Bittrolff was arrested in 2014, 20 years after he killed Colleen McNamee. He was identified by chance when his brother was arrested for a misdemeanor. His DNA was entered into the database and partially matched the DNA left at the two crime scenes.

1 ‘The Beautiful Writer Who Killed’

In 1995, four people were bludgeoned to death in a Chinese hostel in Huzhou, Zhejiang Province. 22 years later, new DNA technology provided authorities with clues that led them to their suspect—a successful Chinese novelist named Liu Yongbiao.[10]

According to one officer, Liu already had a one-page letter prepared when police came to arrest him and expressed relief that his spiritual torment would be lifted after 20 years. Liu claimed he checked into the hostel in 1995 with an accomplice named Wang with the intent of robbing the place. They were caught in the act by a guest and killed him. Afterward, they decided to murder the remaining residents to cover their tracks.

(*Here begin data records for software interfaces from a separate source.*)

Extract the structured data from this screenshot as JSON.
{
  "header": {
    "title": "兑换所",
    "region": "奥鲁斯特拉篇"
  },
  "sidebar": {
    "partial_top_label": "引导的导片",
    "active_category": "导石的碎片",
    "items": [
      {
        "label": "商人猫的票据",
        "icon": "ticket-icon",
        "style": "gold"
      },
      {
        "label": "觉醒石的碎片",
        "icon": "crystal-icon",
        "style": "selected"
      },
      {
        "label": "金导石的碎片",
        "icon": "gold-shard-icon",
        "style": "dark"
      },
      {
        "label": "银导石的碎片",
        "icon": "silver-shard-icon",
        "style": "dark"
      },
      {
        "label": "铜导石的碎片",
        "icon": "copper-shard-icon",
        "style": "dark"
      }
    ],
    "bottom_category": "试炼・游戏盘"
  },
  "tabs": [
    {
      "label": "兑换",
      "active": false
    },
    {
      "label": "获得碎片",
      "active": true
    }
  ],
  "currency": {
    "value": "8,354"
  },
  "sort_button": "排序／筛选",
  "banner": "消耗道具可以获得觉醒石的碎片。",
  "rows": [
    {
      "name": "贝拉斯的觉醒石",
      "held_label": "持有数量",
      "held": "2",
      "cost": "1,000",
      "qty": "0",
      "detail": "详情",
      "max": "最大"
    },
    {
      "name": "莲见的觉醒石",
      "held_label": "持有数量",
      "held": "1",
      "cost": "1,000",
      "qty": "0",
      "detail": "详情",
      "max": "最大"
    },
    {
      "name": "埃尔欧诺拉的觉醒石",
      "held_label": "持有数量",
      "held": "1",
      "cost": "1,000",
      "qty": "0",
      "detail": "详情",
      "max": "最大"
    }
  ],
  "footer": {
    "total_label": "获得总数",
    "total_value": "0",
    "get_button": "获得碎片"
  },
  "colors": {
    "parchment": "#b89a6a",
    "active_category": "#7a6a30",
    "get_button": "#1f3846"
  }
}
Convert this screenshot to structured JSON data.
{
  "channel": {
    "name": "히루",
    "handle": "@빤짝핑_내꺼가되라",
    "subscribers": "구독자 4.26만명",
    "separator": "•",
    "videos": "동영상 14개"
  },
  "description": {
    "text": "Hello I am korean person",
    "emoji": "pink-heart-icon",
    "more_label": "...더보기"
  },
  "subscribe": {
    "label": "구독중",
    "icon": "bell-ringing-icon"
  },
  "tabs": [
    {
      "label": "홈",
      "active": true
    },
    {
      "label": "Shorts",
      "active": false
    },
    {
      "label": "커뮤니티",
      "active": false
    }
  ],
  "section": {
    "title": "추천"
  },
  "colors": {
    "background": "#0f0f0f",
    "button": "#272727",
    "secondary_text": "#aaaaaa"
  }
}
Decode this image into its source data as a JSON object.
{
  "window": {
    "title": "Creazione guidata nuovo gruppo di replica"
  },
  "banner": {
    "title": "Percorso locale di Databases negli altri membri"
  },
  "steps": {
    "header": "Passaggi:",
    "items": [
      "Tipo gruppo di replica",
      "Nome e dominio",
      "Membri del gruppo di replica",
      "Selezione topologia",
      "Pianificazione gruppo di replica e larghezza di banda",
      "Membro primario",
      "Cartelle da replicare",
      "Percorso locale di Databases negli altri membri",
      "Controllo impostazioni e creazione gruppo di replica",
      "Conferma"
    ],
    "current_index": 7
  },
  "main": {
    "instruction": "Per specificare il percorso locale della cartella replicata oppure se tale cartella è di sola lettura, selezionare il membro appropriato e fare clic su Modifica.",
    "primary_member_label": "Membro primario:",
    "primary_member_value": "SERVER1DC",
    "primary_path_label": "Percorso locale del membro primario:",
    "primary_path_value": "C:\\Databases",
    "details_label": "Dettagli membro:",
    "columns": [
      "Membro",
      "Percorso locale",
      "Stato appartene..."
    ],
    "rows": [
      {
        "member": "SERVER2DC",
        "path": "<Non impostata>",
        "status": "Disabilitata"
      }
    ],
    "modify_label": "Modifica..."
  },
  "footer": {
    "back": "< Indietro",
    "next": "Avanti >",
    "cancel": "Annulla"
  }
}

Police subsequently arrested Wang in Shanghai.

Stranger still, it seems that Liu was planning to use his murderous experience as inspiration for his next book. In the preface of his 2010 novel The Guilty Secret, the Chinese author mentions that he wanted to work on a detective story where a female writer evaded police suspicions while committing a series of murders. The working title was “The Beautiful Writer Who Killed.”

fact checked by Jamie Frater